Otherwise, what can cause hunger-related chest pain? Well, there’s no one answer for everyone because everyone processes food differently once they eat (and also based on how many calories they’ve consumed), but here’s a list of reasons why your chest could be hurting when you’re hungry.
1. Heartburn/GERD (Gastroesophageal reflux disease)
Heartburn can happen when you are hungry because your stomach is trying to digest the food you haven’t eaten yet, so it’s flaring up. This pain might come in waves or feel like a constant discomfort underneath or behind your sternum.
If this is the case, take an antacid and eat something before taking an additional dose of medication. The antacids should help with the heartburn until you have time to get to the doctor for a full diagnosis if that’s what you want to do, or just follow up with them afterward.
2. Stomach ulcer
A stomach ulcer is a little hole in your stomach lining that can become painful if it gets irritated by food or acid from the digestive system, which can make you feel pain near or underneath your sternum, as well as a sour taste in your mouth and general discomfort. If you suspect that this is what’s going on with you, call 9-1-1 immediately because these should be treated right away to avoid further complications.
3. Acid reflux
Acid reflux is very similar to heartburn, except it happens when the sphincter between your esophagus and stomach relaxes without warning, so some of the contents from your stomach come back up through it. This can be painful but is also a symptom of something much more severe, so if you have occasional acid reflux, try to get in touch with your primary care doctor or gastroenterologist for further testing.
4. The flu

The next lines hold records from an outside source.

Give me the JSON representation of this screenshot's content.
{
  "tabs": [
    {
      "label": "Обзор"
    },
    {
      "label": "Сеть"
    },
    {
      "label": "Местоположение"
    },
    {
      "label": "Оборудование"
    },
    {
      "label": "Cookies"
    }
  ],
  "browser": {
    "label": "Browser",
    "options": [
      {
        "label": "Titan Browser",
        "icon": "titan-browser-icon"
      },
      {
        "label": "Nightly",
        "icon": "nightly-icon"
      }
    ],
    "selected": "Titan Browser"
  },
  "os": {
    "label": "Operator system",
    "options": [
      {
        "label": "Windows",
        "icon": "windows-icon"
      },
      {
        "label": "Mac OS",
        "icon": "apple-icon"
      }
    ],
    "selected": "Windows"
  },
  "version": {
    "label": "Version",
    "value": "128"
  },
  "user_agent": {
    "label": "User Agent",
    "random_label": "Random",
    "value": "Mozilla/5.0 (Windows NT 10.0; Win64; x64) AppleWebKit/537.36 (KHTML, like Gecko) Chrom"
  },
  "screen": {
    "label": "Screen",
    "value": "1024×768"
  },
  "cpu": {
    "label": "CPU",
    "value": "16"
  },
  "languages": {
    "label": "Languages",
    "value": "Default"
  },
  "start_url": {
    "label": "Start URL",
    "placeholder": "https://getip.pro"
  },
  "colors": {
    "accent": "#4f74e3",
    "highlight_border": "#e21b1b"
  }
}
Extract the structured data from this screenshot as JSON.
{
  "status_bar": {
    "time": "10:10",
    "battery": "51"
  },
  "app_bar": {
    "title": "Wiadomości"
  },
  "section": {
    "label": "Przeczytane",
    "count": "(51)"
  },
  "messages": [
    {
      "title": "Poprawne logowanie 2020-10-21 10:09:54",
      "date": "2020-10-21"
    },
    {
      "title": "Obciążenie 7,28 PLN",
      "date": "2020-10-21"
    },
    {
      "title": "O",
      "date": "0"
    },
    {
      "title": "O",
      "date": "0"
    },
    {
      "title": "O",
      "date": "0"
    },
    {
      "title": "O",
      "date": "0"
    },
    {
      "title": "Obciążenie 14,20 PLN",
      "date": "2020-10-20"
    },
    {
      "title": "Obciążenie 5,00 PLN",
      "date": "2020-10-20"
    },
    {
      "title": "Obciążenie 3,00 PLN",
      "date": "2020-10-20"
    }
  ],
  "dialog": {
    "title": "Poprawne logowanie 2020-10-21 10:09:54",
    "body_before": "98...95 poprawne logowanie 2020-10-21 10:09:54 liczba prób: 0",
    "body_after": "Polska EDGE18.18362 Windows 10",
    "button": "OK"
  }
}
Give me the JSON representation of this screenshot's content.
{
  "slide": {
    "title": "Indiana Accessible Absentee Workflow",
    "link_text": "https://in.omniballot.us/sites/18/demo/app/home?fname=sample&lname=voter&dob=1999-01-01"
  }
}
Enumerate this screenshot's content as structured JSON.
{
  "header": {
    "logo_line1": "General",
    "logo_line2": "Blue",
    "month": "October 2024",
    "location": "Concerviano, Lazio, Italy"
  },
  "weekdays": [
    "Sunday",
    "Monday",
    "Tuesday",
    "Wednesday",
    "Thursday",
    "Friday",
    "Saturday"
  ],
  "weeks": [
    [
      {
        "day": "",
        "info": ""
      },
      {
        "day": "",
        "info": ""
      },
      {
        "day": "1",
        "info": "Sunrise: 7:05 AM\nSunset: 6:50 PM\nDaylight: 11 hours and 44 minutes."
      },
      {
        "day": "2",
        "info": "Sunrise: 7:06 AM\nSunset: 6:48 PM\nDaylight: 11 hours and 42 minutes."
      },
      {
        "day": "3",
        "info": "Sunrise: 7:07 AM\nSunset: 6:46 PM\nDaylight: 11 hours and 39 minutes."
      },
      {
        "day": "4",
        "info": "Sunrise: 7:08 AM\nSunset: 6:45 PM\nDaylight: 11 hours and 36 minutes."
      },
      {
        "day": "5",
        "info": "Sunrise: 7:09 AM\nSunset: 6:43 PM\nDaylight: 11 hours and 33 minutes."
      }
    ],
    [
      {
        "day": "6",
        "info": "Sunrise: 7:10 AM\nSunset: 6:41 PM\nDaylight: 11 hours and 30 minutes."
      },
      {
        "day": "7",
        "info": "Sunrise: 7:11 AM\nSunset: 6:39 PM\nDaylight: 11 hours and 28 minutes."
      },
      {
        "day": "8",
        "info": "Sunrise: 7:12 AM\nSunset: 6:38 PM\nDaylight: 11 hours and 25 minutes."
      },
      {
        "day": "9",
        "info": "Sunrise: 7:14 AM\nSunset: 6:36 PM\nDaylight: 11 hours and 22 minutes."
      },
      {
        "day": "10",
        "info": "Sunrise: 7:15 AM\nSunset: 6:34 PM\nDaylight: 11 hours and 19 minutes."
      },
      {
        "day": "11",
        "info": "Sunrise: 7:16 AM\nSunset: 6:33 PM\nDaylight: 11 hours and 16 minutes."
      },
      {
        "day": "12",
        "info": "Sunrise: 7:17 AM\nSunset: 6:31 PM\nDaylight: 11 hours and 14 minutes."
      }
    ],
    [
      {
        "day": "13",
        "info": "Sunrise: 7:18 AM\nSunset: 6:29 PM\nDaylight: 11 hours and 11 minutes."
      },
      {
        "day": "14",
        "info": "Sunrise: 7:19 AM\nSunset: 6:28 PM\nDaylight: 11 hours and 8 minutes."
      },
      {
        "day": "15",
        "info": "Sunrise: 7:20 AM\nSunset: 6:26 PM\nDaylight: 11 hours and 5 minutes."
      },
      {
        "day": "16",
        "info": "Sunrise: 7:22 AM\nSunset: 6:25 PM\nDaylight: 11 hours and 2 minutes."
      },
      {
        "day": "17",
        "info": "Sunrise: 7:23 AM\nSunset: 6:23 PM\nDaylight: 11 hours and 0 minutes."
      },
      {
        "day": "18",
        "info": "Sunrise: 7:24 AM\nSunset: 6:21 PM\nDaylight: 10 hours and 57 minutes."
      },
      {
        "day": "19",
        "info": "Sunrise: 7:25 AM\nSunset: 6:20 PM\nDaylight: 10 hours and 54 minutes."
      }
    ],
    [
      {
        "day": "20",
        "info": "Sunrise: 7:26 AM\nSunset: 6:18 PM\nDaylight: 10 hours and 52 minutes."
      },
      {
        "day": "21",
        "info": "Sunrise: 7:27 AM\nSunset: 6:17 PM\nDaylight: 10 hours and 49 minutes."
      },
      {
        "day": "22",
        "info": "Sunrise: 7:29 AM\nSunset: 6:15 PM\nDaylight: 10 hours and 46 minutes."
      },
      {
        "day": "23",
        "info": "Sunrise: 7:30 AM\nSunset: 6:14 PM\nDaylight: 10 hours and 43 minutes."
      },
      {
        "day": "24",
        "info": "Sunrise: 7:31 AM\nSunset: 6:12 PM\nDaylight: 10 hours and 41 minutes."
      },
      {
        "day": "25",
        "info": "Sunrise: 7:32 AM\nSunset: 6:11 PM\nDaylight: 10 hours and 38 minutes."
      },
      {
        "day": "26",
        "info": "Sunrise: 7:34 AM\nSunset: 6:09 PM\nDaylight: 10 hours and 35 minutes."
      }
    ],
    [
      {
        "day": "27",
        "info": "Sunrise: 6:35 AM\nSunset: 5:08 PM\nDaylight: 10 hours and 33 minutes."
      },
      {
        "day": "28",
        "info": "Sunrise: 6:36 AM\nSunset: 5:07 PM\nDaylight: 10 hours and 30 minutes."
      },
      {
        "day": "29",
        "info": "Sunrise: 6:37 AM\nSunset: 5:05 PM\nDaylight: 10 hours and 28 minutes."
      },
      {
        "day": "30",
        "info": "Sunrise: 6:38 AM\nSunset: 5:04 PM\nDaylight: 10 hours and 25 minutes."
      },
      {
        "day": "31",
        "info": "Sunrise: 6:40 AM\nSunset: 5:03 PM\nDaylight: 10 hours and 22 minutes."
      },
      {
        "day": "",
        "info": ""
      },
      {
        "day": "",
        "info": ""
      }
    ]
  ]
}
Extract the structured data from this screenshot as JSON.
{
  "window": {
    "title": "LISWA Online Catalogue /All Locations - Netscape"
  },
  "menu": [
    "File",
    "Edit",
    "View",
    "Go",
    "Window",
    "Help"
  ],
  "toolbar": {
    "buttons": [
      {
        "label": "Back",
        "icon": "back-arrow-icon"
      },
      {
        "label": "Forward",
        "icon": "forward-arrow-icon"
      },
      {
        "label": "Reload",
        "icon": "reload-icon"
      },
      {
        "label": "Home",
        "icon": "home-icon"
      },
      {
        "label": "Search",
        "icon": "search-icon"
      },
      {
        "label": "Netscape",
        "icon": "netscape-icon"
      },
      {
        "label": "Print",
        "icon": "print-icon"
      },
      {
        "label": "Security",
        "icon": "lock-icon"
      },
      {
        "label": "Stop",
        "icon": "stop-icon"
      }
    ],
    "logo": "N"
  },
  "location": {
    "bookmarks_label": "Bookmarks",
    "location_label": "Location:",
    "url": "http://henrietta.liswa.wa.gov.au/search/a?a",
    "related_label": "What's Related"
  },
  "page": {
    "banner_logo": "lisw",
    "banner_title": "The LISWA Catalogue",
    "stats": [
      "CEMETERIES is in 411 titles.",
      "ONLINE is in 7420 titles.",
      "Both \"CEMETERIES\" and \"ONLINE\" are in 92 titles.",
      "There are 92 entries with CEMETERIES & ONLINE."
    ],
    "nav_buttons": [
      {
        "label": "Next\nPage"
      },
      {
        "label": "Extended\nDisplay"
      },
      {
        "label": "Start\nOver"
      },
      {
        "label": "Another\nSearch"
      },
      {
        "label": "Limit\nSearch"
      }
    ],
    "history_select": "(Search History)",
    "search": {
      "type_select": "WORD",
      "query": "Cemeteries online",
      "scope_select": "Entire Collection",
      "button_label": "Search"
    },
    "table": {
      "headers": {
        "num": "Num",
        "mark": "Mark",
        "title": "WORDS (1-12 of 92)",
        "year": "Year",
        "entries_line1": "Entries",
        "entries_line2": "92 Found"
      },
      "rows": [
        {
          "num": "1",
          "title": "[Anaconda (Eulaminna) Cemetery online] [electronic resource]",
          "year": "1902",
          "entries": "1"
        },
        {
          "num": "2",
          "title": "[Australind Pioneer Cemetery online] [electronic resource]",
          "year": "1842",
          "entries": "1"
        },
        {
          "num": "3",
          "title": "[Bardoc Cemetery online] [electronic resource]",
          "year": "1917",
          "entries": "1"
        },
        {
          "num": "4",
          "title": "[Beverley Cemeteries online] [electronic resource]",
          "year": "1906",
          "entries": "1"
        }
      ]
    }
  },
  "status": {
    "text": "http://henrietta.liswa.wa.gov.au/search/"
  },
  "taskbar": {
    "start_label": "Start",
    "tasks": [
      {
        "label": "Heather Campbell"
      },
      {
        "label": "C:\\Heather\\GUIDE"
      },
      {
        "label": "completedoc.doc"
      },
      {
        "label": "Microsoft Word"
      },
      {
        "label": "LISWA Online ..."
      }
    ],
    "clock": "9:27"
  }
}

This tends to affect your entire body, including making it feel like there’s a knife stabbing into your side whenever you take a breath and will probably make you vomit and become feverish. If this is going on with you, then definitely don’t worry about the chest pain anymore because that’s the least of your worries at this point. You should call 9-1-1 or go to the closest emergency room without delay.
What are the symptoms of each type of hunger?
There are three types of hunger: physical hunger, emotional hunger, and spiritual hunger. Physical hunger is a signal from the body that it needs food. Emotional hunger is a psychological craving for food that usually occurs when people are feeling upset, stressed, or bored. Spiritual hunger is a desire for something beyond food – such as love, understanding, or connection with others.
Are there any long-term risks associated with hunger-related chest pain?
Hunger-related chest pain is usually not a sign of a serious problem, but it can sometimes be a sign of an underlying medical condition. If you experience hunger-related chest pain, it’s important to see your doctor to find out what’s causing it and to get the appropriate treatment.
How can you tell if your chest pain is related to hunger?
It’s not always easy to tell the difference between chest pain caused by hunger and chest pain caused by a heart attack, but there are some things you can look for.
Hunger-related chest pain is usually more diffuse and doesn’t have the same severe, stabbing quality that characterizes a heart attack. Hunger-related chest pain also tends to come on gradually, whereas a heart attack usually comes on suddenly. And finally, hunger-related chest pain is often relieved after eating something.